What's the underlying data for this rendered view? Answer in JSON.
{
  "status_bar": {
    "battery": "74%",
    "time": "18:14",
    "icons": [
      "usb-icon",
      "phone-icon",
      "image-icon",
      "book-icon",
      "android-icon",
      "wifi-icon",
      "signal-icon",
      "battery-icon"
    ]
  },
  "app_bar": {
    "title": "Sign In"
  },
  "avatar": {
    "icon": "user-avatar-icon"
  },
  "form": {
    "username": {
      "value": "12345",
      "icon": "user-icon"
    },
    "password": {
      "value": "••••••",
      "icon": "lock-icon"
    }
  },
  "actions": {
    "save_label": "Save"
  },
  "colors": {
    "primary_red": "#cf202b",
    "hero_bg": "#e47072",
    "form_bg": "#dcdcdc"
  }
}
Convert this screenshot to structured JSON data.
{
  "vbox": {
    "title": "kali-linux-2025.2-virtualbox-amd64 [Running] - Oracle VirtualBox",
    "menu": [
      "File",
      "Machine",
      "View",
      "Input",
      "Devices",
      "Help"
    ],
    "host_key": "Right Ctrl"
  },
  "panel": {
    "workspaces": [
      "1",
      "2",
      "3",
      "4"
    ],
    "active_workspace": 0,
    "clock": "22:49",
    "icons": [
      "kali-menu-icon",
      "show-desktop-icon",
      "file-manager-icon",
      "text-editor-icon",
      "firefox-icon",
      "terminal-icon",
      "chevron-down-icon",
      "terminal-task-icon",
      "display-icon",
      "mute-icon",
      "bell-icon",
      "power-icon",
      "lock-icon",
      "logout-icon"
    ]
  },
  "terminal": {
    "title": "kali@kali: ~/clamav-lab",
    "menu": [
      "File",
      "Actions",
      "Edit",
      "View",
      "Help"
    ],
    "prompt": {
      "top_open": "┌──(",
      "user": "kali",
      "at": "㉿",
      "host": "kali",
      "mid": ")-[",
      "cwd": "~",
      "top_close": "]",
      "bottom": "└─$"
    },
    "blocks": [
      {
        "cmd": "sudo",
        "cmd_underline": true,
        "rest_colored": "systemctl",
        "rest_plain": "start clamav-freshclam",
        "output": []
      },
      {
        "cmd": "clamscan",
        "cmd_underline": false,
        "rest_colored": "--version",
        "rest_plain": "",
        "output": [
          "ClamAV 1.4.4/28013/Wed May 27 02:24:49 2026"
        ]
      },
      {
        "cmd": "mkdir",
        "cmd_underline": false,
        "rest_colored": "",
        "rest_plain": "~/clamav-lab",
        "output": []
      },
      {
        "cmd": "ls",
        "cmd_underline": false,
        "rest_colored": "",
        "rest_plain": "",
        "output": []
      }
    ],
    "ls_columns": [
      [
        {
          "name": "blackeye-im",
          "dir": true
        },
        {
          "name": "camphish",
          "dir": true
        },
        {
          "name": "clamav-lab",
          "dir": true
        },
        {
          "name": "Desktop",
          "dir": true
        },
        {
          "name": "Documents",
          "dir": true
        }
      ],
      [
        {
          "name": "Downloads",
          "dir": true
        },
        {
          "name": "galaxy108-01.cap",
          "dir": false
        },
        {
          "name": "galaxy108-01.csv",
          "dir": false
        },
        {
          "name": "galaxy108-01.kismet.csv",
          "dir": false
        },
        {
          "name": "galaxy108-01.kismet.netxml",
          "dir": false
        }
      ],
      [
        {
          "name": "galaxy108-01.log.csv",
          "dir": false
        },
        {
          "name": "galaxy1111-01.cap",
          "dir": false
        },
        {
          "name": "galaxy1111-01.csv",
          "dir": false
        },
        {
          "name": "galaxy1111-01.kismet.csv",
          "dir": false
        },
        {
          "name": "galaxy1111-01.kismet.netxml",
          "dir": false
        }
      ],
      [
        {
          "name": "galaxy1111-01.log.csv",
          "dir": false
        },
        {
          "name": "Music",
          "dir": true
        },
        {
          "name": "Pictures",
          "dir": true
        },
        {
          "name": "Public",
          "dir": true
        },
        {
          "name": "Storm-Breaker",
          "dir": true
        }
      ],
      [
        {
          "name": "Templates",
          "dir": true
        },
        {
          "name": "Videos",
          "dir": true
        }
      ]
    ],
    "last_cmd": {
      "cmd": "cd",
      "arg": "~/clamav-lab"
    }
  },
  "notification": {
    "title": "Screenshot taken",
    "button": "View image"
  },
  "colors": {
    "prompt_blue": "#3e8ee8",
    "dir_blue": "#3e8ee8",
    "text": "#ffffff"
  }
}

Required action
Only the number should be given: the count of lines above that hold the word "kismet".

Task output
4